As the Corona crisis continues to impact the German economy, many workers are currently on a temporary short-time work status known as Kurzarbeit. According to the German Federal Employment Agency (Bundesagentur für Arbeit, or Arbeitsagentur), there are possibly over 4,000 cases of fraud in filing for Kurzarbeitergeld, or short-time work allowance, have been reported by various news outlets, with the Neue Osnabrücker Zeitung initially reporting an estimated 4,250, and up to 4,690 indications of fraud reported by numerous additional media outlets. While it should be noted that around 337 of the 4,000+ indications of fraud are currently being investigated and confirmations of fraud cannot yet be made, it is an alarming amount of fraud should they be found to be true by authorities. These numbers involve applications that have been filled since the beginning of the pandemic in Germany.
What is Kurzarbeitergeld?
Originally, the purpose of Kurzarbeitergeld is to prevent unnecessary layoffs and the increase of Germany’s unemployment rate. Particularly in economic emergencies, such as the 2008 financial crisis, the program activates a subsidy for businesses to stay afloat and for the workforce to keep their jobs. Businesses are to keep records of their employees’ working hours and the Employment Agency subsidizes a portion of the net wages lost. Normally, companies can receive the work allowance for a maximum of 12 months, but due to the coronavirus pandemic, the term has extended up to 24 months, depending on certain conditions.

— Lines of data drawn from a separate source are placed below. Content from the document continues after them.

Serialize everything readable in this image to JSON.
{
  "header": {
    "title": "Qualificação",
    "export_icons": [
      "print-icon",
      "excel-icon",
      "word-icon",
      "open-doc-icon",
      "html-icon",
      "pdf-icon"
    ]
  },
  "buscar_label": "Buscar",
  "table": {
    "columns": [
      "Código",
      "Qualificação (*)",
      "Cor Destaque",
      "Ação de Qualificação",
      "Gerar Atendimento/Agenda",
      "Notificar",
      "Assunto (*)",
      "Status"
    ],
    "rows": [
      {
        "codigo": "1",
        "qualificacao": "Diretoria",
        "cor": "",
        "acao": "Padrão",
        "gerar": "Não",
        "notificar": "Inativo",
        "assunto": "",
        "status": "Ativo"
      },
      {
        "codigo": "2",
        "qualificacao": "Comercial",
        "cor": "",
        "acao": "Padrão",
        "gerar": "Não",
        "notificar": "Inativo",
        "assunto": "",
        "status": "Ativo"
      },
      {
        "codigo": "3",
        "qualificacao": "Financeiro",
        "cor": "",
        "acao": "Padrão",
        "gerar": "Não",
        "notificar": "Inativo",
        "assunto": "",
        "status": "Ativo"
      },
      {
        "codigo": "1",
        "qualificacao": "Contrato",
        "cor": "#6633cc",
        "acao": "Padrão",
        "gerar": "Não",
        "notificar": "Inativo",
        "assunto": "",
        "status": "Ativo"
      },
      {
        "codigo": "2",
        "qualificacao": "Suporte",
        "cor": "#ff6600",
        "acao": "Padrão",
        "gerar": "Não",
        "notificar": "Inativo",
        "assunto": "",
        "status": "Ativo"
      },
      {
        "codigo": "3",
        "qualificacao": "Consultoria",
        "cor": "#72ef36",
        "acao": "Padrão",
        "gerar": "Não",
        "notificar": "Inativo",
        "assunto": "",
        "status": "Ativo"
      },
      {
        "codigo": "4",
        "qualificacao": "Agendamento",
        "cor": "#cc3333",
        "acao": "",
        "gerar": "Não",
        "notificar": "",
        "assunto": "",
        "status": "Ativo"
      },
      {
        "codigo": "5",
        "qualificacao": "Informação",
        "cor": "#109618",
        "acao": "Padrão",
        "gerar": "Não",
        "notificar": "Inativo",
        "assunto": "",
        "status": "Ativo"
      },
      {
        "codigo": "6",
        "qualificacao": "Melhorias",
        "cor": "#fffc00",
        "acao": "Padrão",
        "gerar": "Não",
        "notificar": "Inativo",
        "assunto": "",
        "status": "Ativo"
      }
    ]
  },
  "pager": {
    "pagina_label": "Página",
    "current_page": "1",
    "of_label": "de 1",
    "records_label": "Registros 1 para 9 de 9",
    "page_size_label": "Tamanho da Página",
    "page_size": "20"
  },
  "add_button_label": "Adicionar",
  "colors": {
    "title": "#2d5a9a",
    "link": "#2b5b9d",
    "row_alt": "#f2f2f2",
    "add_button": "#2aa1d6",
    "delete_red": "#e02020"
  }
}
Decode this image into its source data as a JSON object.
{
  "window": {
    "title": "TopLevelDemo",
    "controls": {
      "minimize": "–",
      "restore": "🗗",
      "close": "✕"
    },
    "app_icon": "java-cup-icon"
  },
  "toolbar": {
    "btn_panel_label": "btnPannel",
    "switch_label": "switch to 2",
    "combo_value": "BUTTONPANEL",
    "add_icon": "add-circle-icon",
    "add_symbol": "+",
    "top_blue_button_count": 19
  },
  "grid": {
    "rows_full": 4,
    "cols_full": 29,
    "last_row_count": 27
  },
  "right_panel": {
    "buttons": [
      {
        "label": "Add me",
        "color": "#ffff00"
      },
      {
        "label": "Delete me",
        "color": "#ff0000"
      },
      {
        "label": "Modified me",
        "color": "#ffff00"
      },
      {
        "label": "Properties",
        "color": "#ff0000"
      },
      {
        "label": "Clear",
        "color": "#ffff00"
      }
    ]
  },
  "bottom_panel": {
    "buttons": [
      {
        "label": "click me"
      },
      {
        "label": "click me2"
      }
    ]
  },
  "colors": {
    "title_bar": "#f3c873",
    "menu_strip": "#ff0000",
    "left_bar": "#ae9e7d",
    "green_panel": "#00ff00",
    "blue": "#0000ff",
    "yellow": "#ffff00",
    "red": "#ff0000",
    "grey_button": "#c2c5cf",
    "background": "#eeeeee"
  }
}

How does Kurzarbeitergeld fraud happen?
As we initially explained in our previous article, employers have to first register their intention to reduce hours and fill out the necessary paperwork. Based on the agreed hours, the employer pays the employees accordingly and then the employer is reimbursed by the state. Kurzarbeitergeld fraud is usually caused by the employer manipulating and underreporting their employees’ work hours. For example, while you have continued to work full-time of 40 hours per week–or even overtime hours—your employer altered the recorded timesheet to 20 hours.
When facing the economic fallout due to the pandemic, the federal government made access to Kurzarbeitergeld easier. Due to the high volume of applications to the Employment Agency and internal pressure to process them quickly, it may be possible for such manipulated applications to fly under the radar. After reporting the falsified timesheets, your employer receives the subsidy without passing the benefit onto you, as well as defrauding the social security system.
The Employment Agency has assured that while fraud attempts are indeed being made, it is “not a mass phenomenon”. Regardless, the wide indications of fraud come as no surprise to us, as businesses are continuing to struggle throughout the unpopular pandemic strategy of the Bundestag. Nevertheless, we do not condone fraud of any kind and the act of fraudulent Kurzarbeitergeld applications prevents necessary subsidies from reaching employees who truly need the funds. Should employers engage in such crimes, they may face prosecution under German Subsidy Fraud Laws (§264 of the German Criminal Code, or Strafgesetzbuch – StGB), which can result in severe fines and possible prison sentences.